Memorial of Saint John Vianney, Priest
In a representative democracy such as ours, individuals are sent to the "halls of power" to represent their constituency. Minorities sometimes struggle to get representation if their numbers are too small in a given district. Gerrymandering may be used either to improve their lot as districts are drawn, or to worsen it.
However, sometimes members of that minority denounce their own representative. They say, "He doesn't speak for me!" They may disagree with his policies or feel that he fails to present their story . Sometimes they suspect that his greatest strength -- his education, wealth or ability to work with powerful people -- disqualifies him as their representative. "He doesn't quite look like me!" Democracy requires compromise at every level and those unwilling to compromise invite disappointment.

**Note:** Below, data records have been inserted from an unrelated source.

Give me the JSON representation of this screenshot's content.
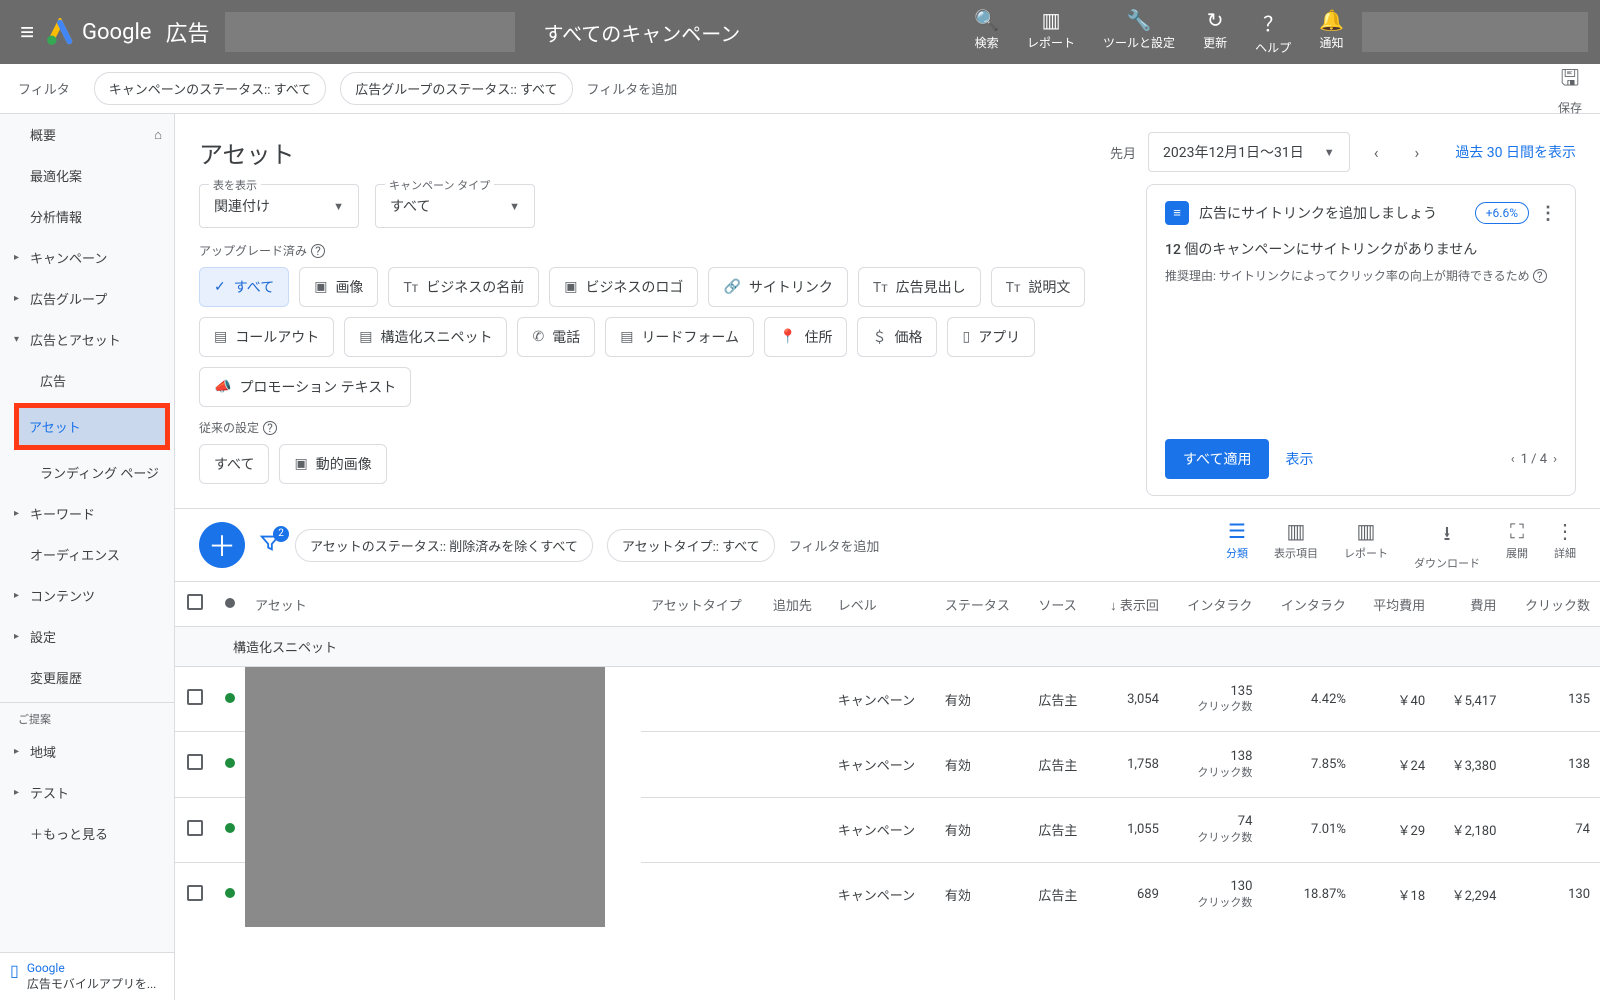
{
  "header": {
    "brand": "Google",
    "product": "広告",
    "scope": "すべてのキャンペーン",
    "tools": {
      "search": "検索",
      "report": "レポート",
      "settings": "ツールと設定",
      "refresh": "更新",
      "help": "ヘルプ",
      "notifications": "通知"
    }
  },
  "filter_bar": {
    "label": "フィルタ",
    "chip1": "キャンペーンのステータス:: すべて",
    "chip2": "広告グループのステータス:: すべて",
    "add": "フィルタを追加",
    "save": "保存"
  },
  "sidebar": {
    "overview": "概要",
    "optimize": "最適化案",
    "insights": "分析情報",
    "campaigns": "キャンペーン",
    "adgroups": "広告グループ",
    "ads_assets": "広告とアセット",
    "ads": "広告",
    "assets": "アセット",
    "landing": "ランディング ページ",
    "keywords": "キーワード",
    "audiences": "オーディエンス",
    "content": "コンテンツ",
    "settings": "設定",
    "history": "変更履歴",
    "suggest_header": "ご提案",
    "regions": "地域",
    "test": "テスト",
    "more": "もっと見る",
    "footer_brand": "Google",
    "footer_text": "広告モバイルアプリを..."
  },
  "page": {
    "title": "アセット",
    "date_label": "先月",
    "date_range": "2023年12月1日～31日",
    "view_30": "過去 30 日間を表示"
  },
  "controls": {
    "show_table_label": "表を表示",
    "show_table_value": "関連付け",
    "camp_type_label": "キャンペーン タイプ",
    "camp_type_value": "すべて",
    "upgraded": "アップグレード済み",
    "legacy": "従来の設定",
    "pills_up": {
      "all": "すべて",
      "image": "画像",
      "bizname": "ビジネスの名前",
      "bizlogo": "ビジネスのロゴ",
      "sitelink": "サイトリンク",
      "headline": "広告見出し",
      "desc": "説明文",
      "callout": "コールアウト",
      "snippet": "構造化スニペット",
      "call": "電話",
      "leadform": "リードフォーム",
      "location": "住所",
      "price": "価格",
      "app": "アプリ",
      "promo": "プロモーション テキスト"
    },
    "pills_legacy": {
      "all": "すべて",
      "dyn_image": "動的画像"
    }
  },
  "reco": {
    "title": "広告にサイトリンクを追加しましょう",
    "badge": "+6.6%",
    "subtitle": "12 個のキャンペーンにサイトリンクがありません",
    "reason": "推奨理由: サイトリンクによってクリック率の向上が期待できるため",
    "apply_all": "すべて適用",
    "view": "表示",
    "pager": "1 / 4"
  },
  "toolbar": {
    "filter_chip1": "アセットのステータス:: 削除済みを除くすべて",
    "filter_chip2": "アセットタイプ:: すべて",
    "add_filter": "フィルタを追加",
    "filter_count": "2",
    "tools": {
      "segment": "分類",
      "columns": "表示項目",
      "report": "レポート",
      "download": "ダウンロード",
      "expand": "展開",
      "more": "詳細"
    }
  },
  "table": {
    "headers": {
      "asset": "アセット",
      "asset_type": "アセットタイプ",
      "added_to": "追加先",
      "level": "レベル",
      "status": "ステータス",
      "source": "ソース",
      "impressions": "表示回",
      "interactions": "インタラク",
      "interaction_rate": "インタラク",
      "avg_cost": "平均費用",
      "cost": "費用",
      "clicks": "クリック数"
    },
    "group_label": "構造化スニペット",
    "click_label": "クリック数",
    "rows": [
      {
        "level": "キャンペーン",
        "status": "有効",
        "source": "広告主",
        "impr": "3,054",
        "inter": "135",
        "rate": "4.42%",
        "avg": "￥40",
        "cost": "￥5,417",
        "clicks": "135"
      },
      {
        "level": "キャンペーン",
        "status": "有効",
        "source": "広告主",
        "impr": "1,758",
        "inter": "138",
        "rate": "7.85%",
        "avg": "￥24",
        "cost": "￥3,380",
        "clicks": "138"
      },
      {
        "level": "キャンペーン",
        "status": "有効",
        "source": "広告主",
        "impr": "1,055",
        "inter": "74",
        "rate": "7.01%",
        "avg": "￥29",
        "cost": "￥2,180",
        "clicks": "74"
      },
      {
        "level": "キャンペーン",
        "status": "有効",
        "source": "広告主",
        "impr": "689",
        "inter": "130",
        "rate": "18.87%",
        "avg": "￥18",
        "cost": "￥2,294",
        "clicks": "130"
      }
    ]
  }
}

In today's gospel, we find that Jesus' neighbors and family despise him because he is one of them. His familiarity, his greatest strength, is, in their eyes, a weakness and a reason to ignore him.
From its earliest days the Church has struggled to protect and announce the Incarnation. The doctrine that God is one of our own children will always be unappealing to those who want power; it will be unconvincing to those who must be coerced, pushed, shoved and bullied to do the right thing. We must defend this doctrine not because we dislike power per se; we don't have an ideological contempt for it. Rather, faith has shown us that the only way the All-Powerful God can save us is through weakness.
Or, to put it in other words, an All-Powerful God's greatest strength is his ability to strip himself of power to become the least among us. If God cannot divest himself of "all authority in heaven and earth," he is owned by it; he has become its slave. In that case, fearing the loss of power, he must regard every other being as a threat.
We learn of the Father's total divestiture when Jesus declares "all authority in heaven and earth has been given to me." And we see Jesus stripped of that same power in his crucifixion. In that moment he has handed authority over to us in the Person of his Holy Spirit.
And now we too experience the weakness of God despite the supreme authority of Love, Goodness and Truth. We present ourselves to our neighbors as disciples and messengers of God; some accept us and others take offense at us because we are entirely too familiar. They can point to our sins as disqualifying, or to our virtue. We are entirely too ordinary and they want supermen.
Or they can accept us with the same ready faith that binds them and us to the Father of Jesus. In that day we know Communion.